TASK DESCRIPTION
Your task is to copy each line of the material that holds the word "label".

RECORD SET
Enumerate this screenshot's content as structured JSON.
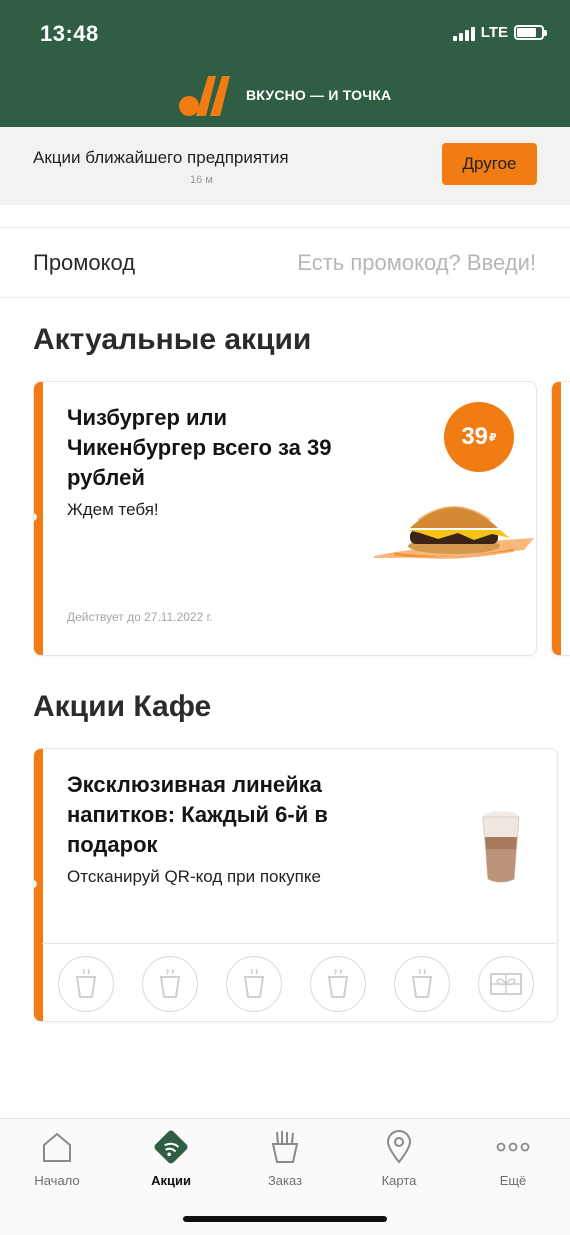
{
  "status_bar": {
    "time": "13:48",
    "network": "LTE"
  },
  "brand": {
    "name": "ВКУСНО — И ТОЧКА",
    "accent_color": "#f07c13",
    "header_color": "#2f5e45"
  },
  "store": {
    "title": "Акции ближайшего предприятия",
    "distance": "16 м",
    "other_button": "Другое"
  },
  "promo": {
    "label": "Промокод",
    "placeholder": "Есть промокод? Введи!"
  },
  "current_promotions": {
    "title": "Актуальные акции",
    "cards": [
      {
        "title_lines": [
          "Чизбургер или",
          "Чикенбургер всего за 39",
          "рублей"
        ],
        "subtitle": "Ждем тебя!",
        "valid_until": "Действует до 27.11.2022 г.",
        "price": "39",
        "currency": "₽",
        "image": "burger-image"
      }
    ]
  },
  "cafe_promotions": {
    "title": "Акции Кафе",
    "card": {
      "title_lines": [
        "Эксклюзивная линейка",
        "напитков: Каждый 6-й в",
        "подарок"
      ],
      "subtitle": "Отсканируй QR-код при покупке",
      "image": "coffee-cup-image",
      "stamps": [
        "coffee-cup-icon",
        "coffee-cup-icon",
        "coffee-cup-icon",
        "coffee-cup-icon",
        "coffee-cup-icon",
        "gift-icon"
      ]
    }
  },
  "nav": {
    "items": [
      {
        "label": "Начало",
        "icon": "home-icon",
        "active": false
      },
      {
        "label": "Акции",
        "icon": "promo-icon",
        "active": true
      },
      {
        "label": "Заказ",
        "icon": "fries-icon",
        "active": false
      },
      {
        "label": "Карта",
        "icon": "map-pin-icon",
        "active": false
      },
      {
        "label": "Ещё",
        "icon": "more-icon",
        "active": false
      }
    ]
  }
}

SOLVED EXERCISE
    "label": "Промокод",
        "label": "Начало",
        "label": "Акции",
        "label": "Заказ",
        "label": "Карта",
        "label": "Ещё",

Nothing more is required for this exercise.